Touring Present-Day Vištytis Part 1
There is no physical evidence now that Vištytis was once a much larger town. Much of the town was destroyed by a fire in August of 1901. The town was rebuilt before WWI, and was again extensively damaged by Russians fleeing from East Prussia in 1916. In the 1800s, it had a population of approximately 3,000, half of whom were Jews. Today the population is around 650, and there are, of course, no Jews at all.
We drove and parked in the main square. The following pictures were all taken in that area.
The town square was very pleasant with many shade trees as shown. The first statue is of the Lake Goddess, but we did not get her exact story.
There follow two views of the statue/monument showing the town logo and the head of Great Duke Vytautas. The head on this monument was removed when Lithuania was part of the Soviet Union and was replaced after 1991, with a new head of the Duke.
This is a picture of the store at the west end of the square.
The Lake is about 150M behind it. This is a small general store that had a lot of stock but did not carry any Vištytis T-shirts or similar goods (I had hoped to buy some souvenirs). There is a restaurant/tavern on the north end of the square next to the food store.
This picture is the parking lot next to the above food store which had the two interesting vehicles parked in it.
This was the only horse/wagon we saw in Vištytis, although we did see horse drawn farm implements in Vištytis and on the trip from Vilnius to Vištytis.
These two pictures are views from the west end of the town square looking east towards the Catholic Church.
The house, which Bert Oppenheim identified as the former Linde home, is on the right side and is now the town infirmary (position does not agree with his map, but he is excused). The next picture is taken from the store parking lot West towards the lake.
Our next stop was to meet the mayor, Bronislovas Polita. He has been the mayor since 1988, which means that he has been in office since the Soviet era. Bronislovas told us that he has been in civic service for 25 years and has been both appointed and elected to his current office. He does not speak English but we were able to speak to him easily through Ruta Puisyte, who is an excellent translator and had arranged our meeting with him. Bronislovas asked Ruta how she was able to get his cell number as, we assumed, he would rather be contacted through his office number.
It was interesting to observe that Bronislovas' secretary was working on a computer, but he told us that they did not yet have net access.
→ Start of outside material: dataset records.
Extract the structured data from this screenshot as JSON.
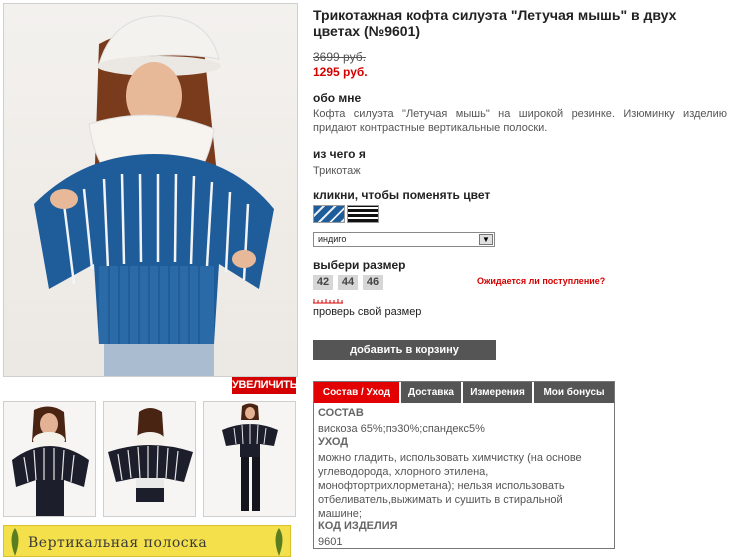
{
  "gallery": {
    "zoom_label": "УВЕЛИЧИТЬ",
    "banner_text": "Вертикальная полоска"
  },
  "product": {
    "title": "Трикотажная кофта силуэта \"Летучая мышь\" в двух цветах (№9601)",
    "old_price": "3699 руб.",
    "new_price": "1295 руб.",
    "about_heading": "обо мне",
    "about_text": "Кофта силуэта \"Летучая мышь\" на широкой резинке. Изюминку изделию придают контрастные вертикальные полоски.",
    "material_heading": "из чего я",
    "material_text": "Трикотаж",
    "color_heading": "кликни, чтобы поменять цвет",
    "color_selected": "индиго",
    "size_heading": "выбери размер",
    "sizes": [
      "42",
      "44",
      "46"
    ],
    "awaiting_link": "Ожидается ли поступление?",
    "check_size": "проверь свой размер",
    "add_to_cart": "добавить в корзину"
  },
  "tabs": {
    "labels": [
      "Состав / Уход",
      "Доставка",
      "Измерения",
      "Мои бонусы"
    ],
    "active_index": 0,
    "composition_heading": "СОСТАВ",
    "composition_text": "вискоза 65%;пэ30%;спандекс5%",
    "care_heading": "УХОД",
    "care_text": "можно гладить, использовать химчистку (на основе углеводорода, хлорного этилена, монофтортрихлорметана); нельзя использовать отбеливатель,выжимать и сушить в стиральной машине;",
    "code_heading": "КОД ИЗДЕЛИЯ",
    "code_value": "9601"
  },
  "colors": {
    "accent_red": "#d40000",
    "tab_active": "#e30000",
    "tab_inactive": "#555555",
    "indigo": "#1f5d9a",
    "banner_yellow": "#f4e04a"
  }
}
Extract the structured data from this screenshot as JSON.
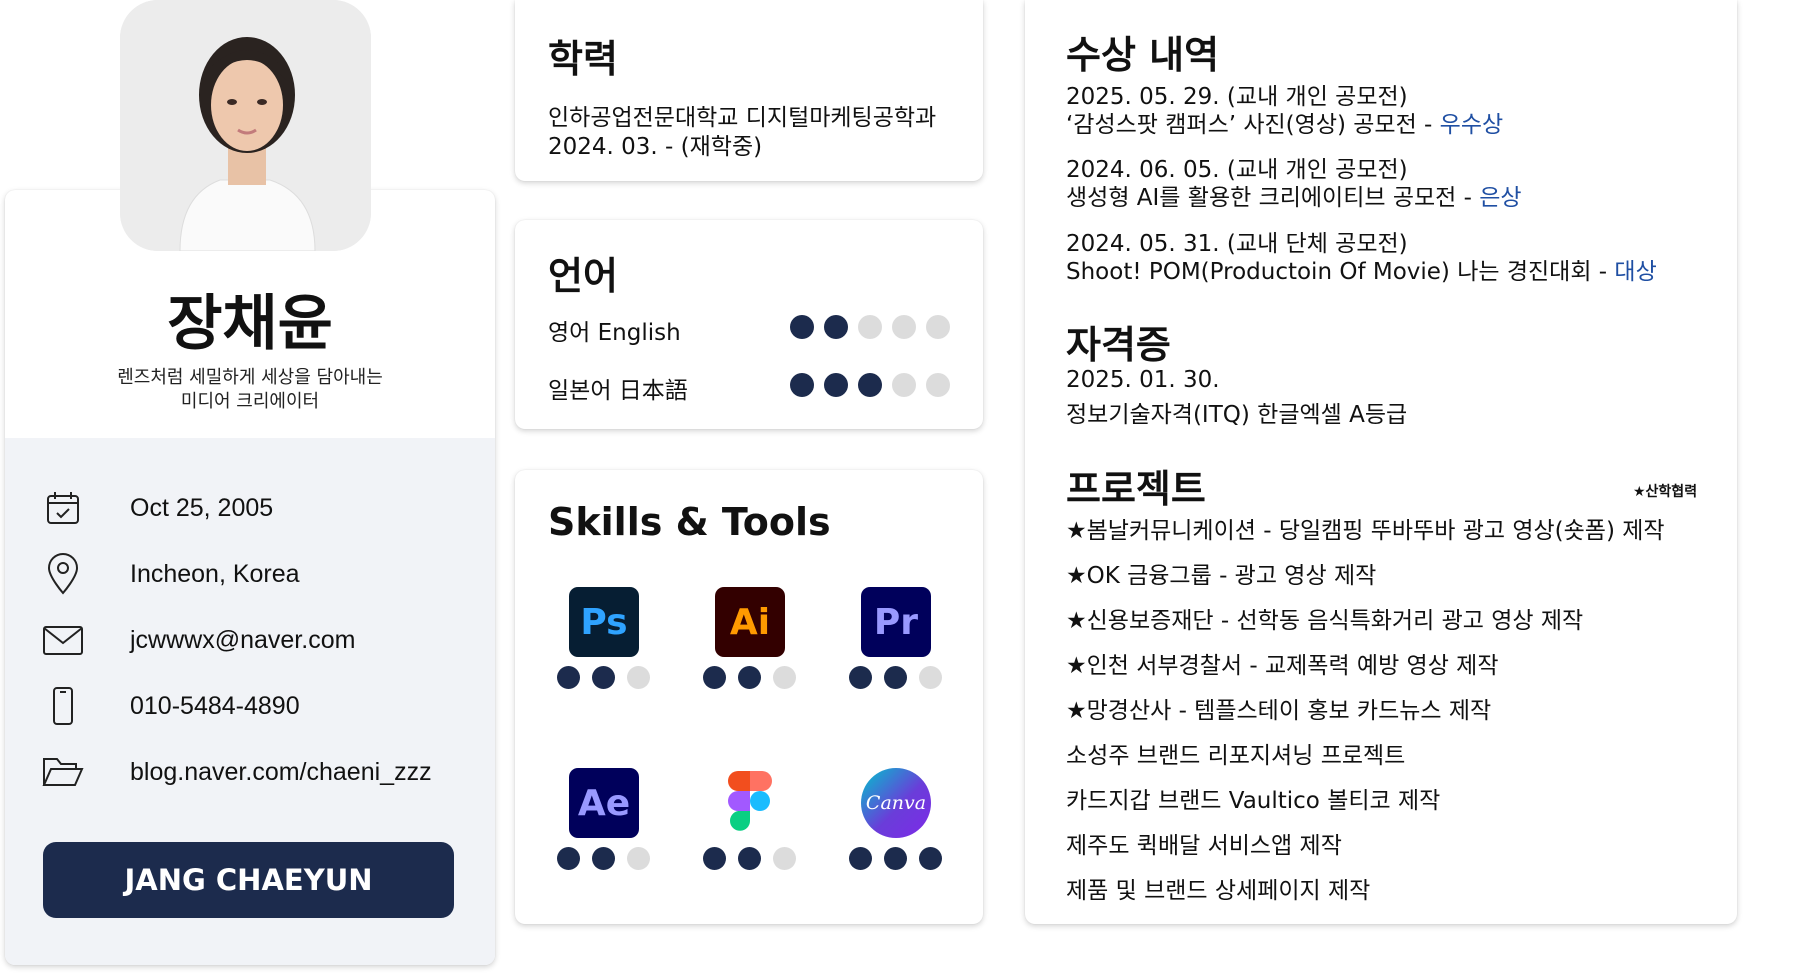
{
  "profile": {
    "name": "장채윤",
    "tagline_line1": "렌즈처럼 세밀하게 세상을 담아내는",
    "tagline_line2": "미디어 크리에이터",
    "contacts": [
      {
        "icon": "calendar-icon",
        "text": "Oct 25, 2005"
      },
      {
        "icon": "location-pin-icon",
        "text": "Incheon, Korea"
      },
      {
        "icon": "mail-icon",
        "text": "jcwwwx@naver.com"
      },
      {
        "icon": "phone-icon",
        "text": "010-5484-4890"
      },
      {
        "icon": "folder-icon",
        "text": "blog.naver.com/chaeni_zzz"
      }
    ],
    "button_label": "JANG CHAEYUN"
  },
  "education": {
    "title": "학력",
    "line1": "인하공업전문대학교 디지털마케팅공학과",
    "line2": "2024. 03. - (재학중)"
  },
  "language": {
    "title": "언어",
    "items": [
      {
        "label": "영어 English",
        "level": 2,
        "max": 5
      },
      {
        "label": "일본어 日本語",
        "level": 3,
        "max": 5
      }
    ]
  },
  "skills": {
    "title": "Skills & Tools",
    "tools": [
      {
        "icon": "photoshop-icon",
        "abbr": "Ps",
        "level": 2,
        "max": 3
      },
      {
        "icon": "illustrator-icon",
        "abbr": "Ai",
        "level": 2,
        "max": 3
      },
      {
        "icon": "premiere-icon",
        "abbr": "Pr",
        "level": 2,
        "max": 3
      },
      {
        "icon": "after-effects-icon",
        "abbr": "Ae",
        "level": 2,
        "max": 3
      },
      {
        "icon": "figma-icon",
        "abbr": "",
        "level": 2,
        "max": 3
      },
      {
        "icon": "canva-icon",
        "abbr": "Canva",
        "level": 3,
        "max": 3
      }
    ]
  },
  "awards": {
    "title": "수상 내역",
    "items": [
      {
        "date": "2025. 05. 29. (교내 개인 공모전)",
        "desc": "‘감성스팟 캠퍼스’ 사진(영상) 공모전 - ",
        "prize": "우수상"
      },
      {
        "date": "2024. 06. 05. (교내 개인 공모전)",
        "desc": "생성형 AI를 활용한 크리에이티브 공모전 - ",
        "prize": "은상"
      },
      {
        "date": "2024. 05. 31. (교내 단체 공모전)",
        "desc": "Shoot! POM(Productoin Of Movie) 나는 경진대회 - ",
        "prize": "대상"
      }
    ]
  },
  "certificate": {
    "title": "자격증",
    "date": "2025. 01. 30.",
    "name": "정보기술자격(ITQ) 한글엑셀 A등급"
  },
  "projects": {
    "title": "프로젝트",
    "note": "★산학협력",
    "items": [
      "★봄날커뮤니케이션 - 당일캠핑 뚜바뚜바 광고 영상(숏폼) 제작",
      "★OK 금융그룹 - 광고 영상 제작",
      "★신용보증재단 - 선학동 음식특화거리 광고 영상 제작",
      "★인천 서부경찰서 - 교제폭력 예방 영상 제작",
      "★망경산사 - 템플스테이 홍보 카드뉴스 제작",
      "소성주 브랜드 리포지셔닝 프로젝트",
      "카드지갑 브랜드 Vaultico 볼티코 제작",
      "제주도 퀵배달 서비스앱 제작",
      "제품 및 브랜드 상세페이지 제작"
    ]
  },
  "colors": {
    "accent": "#1c2b4d",
    "link": "#1f4fa3",
    "dot_off": "#dcdcdc"
  }
}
We spent about three very enjoyable hours with the mayor, interrupted only by his many cell phone calls.
This picture in Bronislovas' office is of the official town flag.
We showed the mayor Bert's article from his 1994 visit (Bert advised he also met with him) and he said that he recognized all of the buildings and would show them to us.
Our first stop was the red brick former Linde home (all house identifications are from Bert's article). This house is just beyond the south side of the town square and is now the infirmary.
The next shot is from the same spot in front of the house but looking towards the Catholic Church.
This house clearly had a second story balcony that has fallen away.
We aroused quite a bit of interest from the persons inside the infirmary when we were taking these pictures. Ruta told us that the local residents still have concerns that the relatives of the former Jewish residents will try to claim back family properties. Bert Oppenheim told me that the local residents destroyed all of the local municipal records, including the synagogue records, in 1944 to prevent anyone from making claims against any of the property in Vištytis.
We then went just off the northwest corner of the town square, where the mayor identified the former Shimelson/Rubenstein house.
Only the unpainted left side of the house is now occupied. I was interested to see the white five-pointed star in the house window, which I think was a commercial sign for some type of home delivery.